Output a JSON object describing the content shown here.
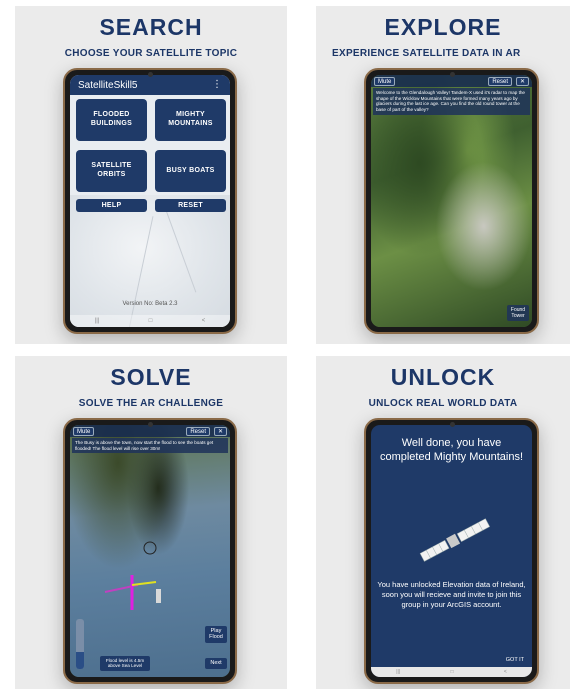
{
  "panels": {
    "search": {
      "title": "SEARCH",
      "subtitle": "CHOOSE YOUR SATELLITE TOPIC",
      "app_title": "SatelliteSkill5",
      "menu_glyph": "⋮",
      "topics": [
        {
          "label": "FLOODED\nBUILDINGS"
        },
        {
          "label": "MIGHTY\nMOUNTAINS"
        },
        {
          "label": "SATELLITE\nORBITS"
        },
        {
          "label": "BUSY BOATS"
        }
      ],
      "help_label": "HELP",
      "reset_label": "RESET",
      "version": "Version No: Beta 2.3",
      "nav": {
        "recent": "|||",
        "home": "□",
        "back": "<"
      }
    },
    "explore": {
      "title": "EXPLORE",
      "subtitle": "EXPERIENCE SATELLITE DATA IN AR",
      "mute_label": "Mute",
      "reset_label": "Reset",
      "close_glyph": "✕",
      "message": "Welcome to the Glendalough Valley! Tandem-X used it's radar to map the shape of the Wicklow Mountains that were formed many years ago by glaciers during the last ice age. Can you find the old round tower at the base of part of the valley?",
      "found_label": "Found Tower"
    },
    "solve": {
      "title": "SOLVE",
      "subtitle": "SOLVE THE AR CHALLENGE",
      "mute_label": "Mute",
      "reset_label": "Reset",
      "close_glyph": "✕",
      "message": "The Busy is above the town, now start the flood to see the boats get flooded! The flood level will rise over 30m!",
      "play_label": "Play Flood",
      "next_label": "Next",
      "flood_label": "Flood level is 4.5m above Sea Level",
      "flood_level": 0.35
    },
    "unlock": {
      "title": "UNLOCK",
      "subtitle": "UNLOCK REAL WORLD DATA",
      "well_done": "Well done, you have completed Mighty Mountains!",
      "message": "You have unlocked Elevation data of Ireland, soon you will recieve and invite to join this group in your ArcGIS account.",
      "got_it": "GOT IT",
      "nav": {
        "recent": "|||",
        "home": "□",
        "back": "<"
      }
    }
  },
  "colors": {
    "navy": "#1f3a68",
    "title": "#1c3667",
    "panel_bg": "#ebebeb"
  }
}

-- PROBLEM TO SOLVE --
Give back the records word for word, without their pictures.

-- ANSWER SPACE --
Output a JSON object describing the content shown here.
{
  "panels": {
    "search": {
      "title": "SEARCH",
      "subtitle": "CHOOSE YOUR SATELLITE TOPIC",
      "app_title": "SatelliteSkill5",
      "menu_glyph": "⋮",
      "topics": [
        {
          "label": "FLOODED\nBUILDINGS"
        },
        {
          "label": "MIGHTY\nMOUNTAINS"
        },
        {
          "label": "SATELLITE\nORBITS"
        },
        {
          "label": "BUSY BOATS"
        }
      ],
      "help_label": "HELP",
      "reset_label": "RESET",
      "version": "Version No: Beta 2.3",
      "nav": {
        "recent": "|||",
        "home": "□",
        "back": "<"
      }
    },
    "explore": {
      "title": "EXPLORE",
      "subtitle": "EXPERIENCE SATELLITE DATA IN AR",
      "mute_label": "Mute",
      "reset_label": "Reset",
      "close_glyph": "✕",
      "message": "Welcome to the Glendalough Valley! Tandem-X used it's radar to map the shape of the Wicklow Mountains that were formed many years ago by glaciers during the last ice age. Can you find the old round tower at the base of part of the valley?",
      "found_label": "Found Tower"
    },
    "solve": {
      "title": "SOLVE",
      "subtitle": "SOLVE THE AR CHALLENGE",
      "mute_label": "Mute",
      "reset_label": "Reset",
      "close_glyph": "✕",
      "message": "The Busy is above the town, now start the flood to see the boats get flooded! The flood level will rise over 30m!",
      "play_label": "Play Flood",
      "next_label": "Next",
      "flood_label": "Flood level is 4.5m above Sea Level",
      "flood_level": 0.35
    },
    "unlock": {
      "title": "UNLOCK",
      "subtitle": "UNLOCK REAL WORLD DATA",
      "well_done": "Well done, you have completed Mighty Mountains!",
      "message": "You have unlocked Elevation data of Ireland, soon you will recieve and invite to join this group in your ArcGIS account.",
      "got_it": "GOT IT",
      "nav": {
        "recent": "|||",
        "home": "□",
        "back": "<"
      }
    }
  },
  "colors": {
    "navy": "#1f3a68",
    "title": "#1c3667",
    "panel_bg": "#ebebeb"
  }
}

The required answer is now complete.